How does the Corsair HS60 Pro Surround sound?
The Corsair HS60 Pro Surround has audio output pretty typical of a gaming headset—for better and worse. There’s a pretty notable de-emphasis in the mids. Sounds around 2000Hz will be three times quieter than they should be.
What this means in game is explosions, which are already almost always tuned to be the loudest part of a given scene will be that much louder, mainly due to the underemphasis in the mids and highs. The under-emphasis in the mids is particularly worth paying attention to if you play games like Fortnite or Overwatch, where audio cues like footsteps and voice lines can give you hints at enemy locations and behaviour.
Most speech occupies the mid range, with the exception of things like sibilant sounds (F, S, and SH sounds), which are rather high frequency. Even accurate bass output will sound louder because of this.
If you’re listening to music, this kind of output can be totally fine for electronic or house beats, but maybe not for a lot of other genres. In Reborn by Magic Sword, the booming bass that already dominates the song really takes over and sounds great. With music that favors bass a little less, you might find less to be excited about. The underemphasized mids and highs mean the sounds of vocals, strings, and some cymbals will be harder to pick out among more prominent bass parts.
The Corsair HS60 Pro Surround offers very good isolation for gaming headset. There’s nothing approaching ANC here, but the thick earpads and easy adjustment of the headphones make getting a good seal very easy. You shouldn’t have any trouble from the typical noises of the home wearing this gaming headset—just don’t expect it to fair all that well outside.
How good is the microphone?
Much like the headphone frequency response chart, the HS60 Pro Surround’s microphone features very typical audio output for an attached microphone. There’s a pretty significant de-emphasis in the bass range, which is often due to the microphone not getting enough power, and reasonably accurate output in the mids and highs.

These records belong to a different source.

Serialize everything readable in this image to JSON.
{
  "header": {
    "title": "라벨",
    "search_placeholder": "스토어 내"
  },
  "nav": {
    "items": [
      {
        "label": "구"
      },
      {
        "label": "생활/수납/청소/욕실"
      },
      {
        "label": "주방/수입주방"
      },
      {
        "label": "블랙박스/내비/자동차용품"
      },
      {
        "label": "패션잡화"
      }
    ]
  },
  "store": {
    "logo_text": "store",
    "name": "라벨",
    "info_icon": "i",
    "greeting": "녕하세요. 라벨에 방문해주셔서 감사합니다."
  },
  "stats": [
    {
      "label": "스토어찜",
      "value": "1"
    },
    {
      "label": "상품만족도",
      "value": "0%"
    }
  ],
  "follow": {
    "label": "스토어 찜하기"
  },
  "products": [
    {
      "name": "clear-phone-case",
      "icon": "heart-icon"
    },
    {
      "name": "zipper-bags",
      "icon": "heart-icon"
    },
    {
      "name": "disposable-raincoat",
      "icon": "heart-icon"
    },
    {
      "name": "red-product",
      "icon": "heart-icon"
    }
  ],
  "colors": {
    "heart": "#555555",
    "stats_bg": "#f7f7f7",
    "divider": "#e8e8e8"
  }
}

This means people with deeper voices may sound a little distorted using this microphone. People with higher voices shouldn’t have any issue though. Unfortunately, there were no microphone options of any kind in the iCue app—if installing it is already necessary to fully use the headset, having useful features like this wouldn’t hurt. Despite that, I never ran into any particularly glaring clarity issues—listen for yourself:
Should you buy the Corsair HS60 Pro Surround?
If you’re looking for something decent that won’t threaten the budget, maybe.
The Corsair HS60 Pro Surround isn’t an exceptional gaming headset, but it is a solid one. It’s well built, it sounds fine, and it works well on everything. There’s not a whole lot more to say about this one. The inclusion of surround sound means it’ll cover most of your PC gaming needs without an issue. If you’re looking for something a little more console-focused, the SteelSeries Arctis 1 Wireless offers fantastic sound, a good mic, and USB-C connectivity (don’t worry there’s a dongle)—plus it’s wireless and has great battery life.
If you’re in the market for something similar to the HS60 Pro Surround, but maybe more on the premium side, there are plenty of options, too. The Logitech G Pro X is also a PC-centric gaming headset, and offers pretty much all the same features, but it’s mic software options are a cut above. The Razer BlackShark V2 also covers a very similar territory, but it sports some of the best isolation and most accurate audio output on the market.
To be sure, there are headsets with better sound, headsets with more features, and headsets at lower prices than the HS60 Pro Surround. But if you just want something simple for a reasonable price, you could do far worse than this.